For sheer voice it’s hard to match Franco Corelli. He swallows the aria whole. Corelli O Souverain

This recording by Placido Domingo is from a recital that preceded his appearance as Rodrigue with the DC Opera. His virile sound is close to ideal for the music which lies in the strongest part of the tenor’s range. Domingo O Souverain

Ben Heppner’s voice gave out while he was still in his forties. His vocal decline started with his initial appearance as Otello, the Verdi version. Tenor’s are as fragile as orchids. Who knows why they wilt. He offered a reason, while I had had a different explanation. Regardless of cause, the departure of his voice was a great loss to opera. His version of this aria is, I think, the best of the lot. Beauty, power, and sensitive phrasing make this recording a delight. Heppner O Souverain

Roberto Alagna has the lightest voice of the eight singers presented here. Of course, his French is the best and he gives a very sensitive and nuanced reading of the aria. Alagna O Souverain

Jonas Kaufmann included this aria on his recent CD devoted to French music. He gives the prayer a knockout version that would be sure to catch God’s ear.
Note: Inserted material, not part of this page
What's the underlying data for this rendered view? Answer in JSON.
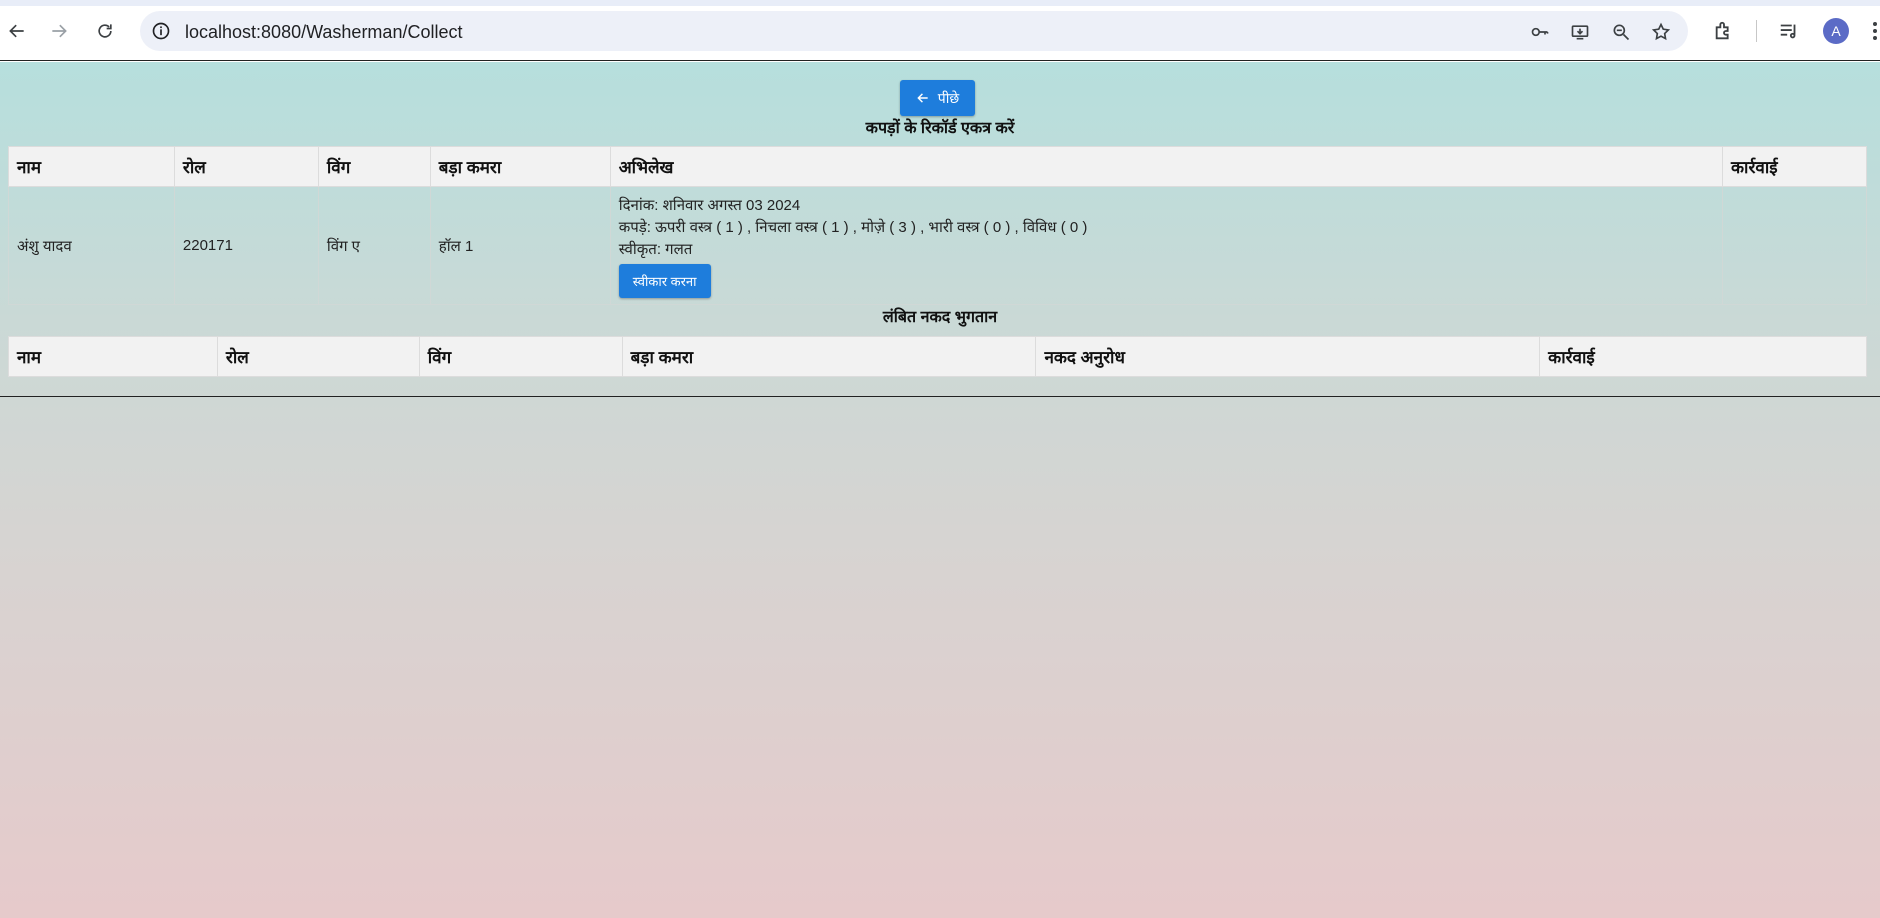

Kaufmann O Souverain

Ah! tout est bien fini…
Mon beau rêve de gloire,
Mes rêves de bonheur
S’envolent à jamais!
Tu m’as pris mon amour…
Tu me prends la victoire…
Seigneur, je me soumets!
O souverain, ô juge, ô père,
Toujours voilé, présent toujours,
Je t’adorais au temps prospère
Et te bénis aux sombres jours!
Je vais où la loi me réclame
Libre de tous regrets humains!
O souverain, ô juge, ô père,
Ta seule image est dans mon âme
Que je remets entre tes mains!

O firmament, azur, lumière,
Esprit d’en haut penché sur moi
C’est le soldat qui désespère
Mais le chrétien garde sa foi.
Tu peux venir, tu peux paraître,
Aurore, du jour éternel!
O souverain, ô juge, ô père,
Le serviteur d’un juste Maître
Répond sans crainte à ton appel.
O souverain, ô juge, ô père.

Ah, it is all over.
My fine dream of glory
And my dreams of happiness
are gone forever!
You took my love,
now you take away my victory
Lord, I yield to You!
O Sovereign, o Judge, o Father,
always hidden yet always present,
I worshipped You in time of success,
and bless You in these dark days.
I go where Your law commands,
free of all human regret.
O Sovereign, o Judge, o Father,
Yours alone is the image
I carry in my soul,
which I commit into Your hands.

O firmament, azure, light,
spirit from on high bending over me,
it is as a soldier I despair,
but the Christian keeps his faith.
You can come, you can appear,
dawn of the eternal day!
O Sovereign, o Judge, o Father,
the servant of a just master
answers Your call without fear.
O Sovereign, o Judge, o Father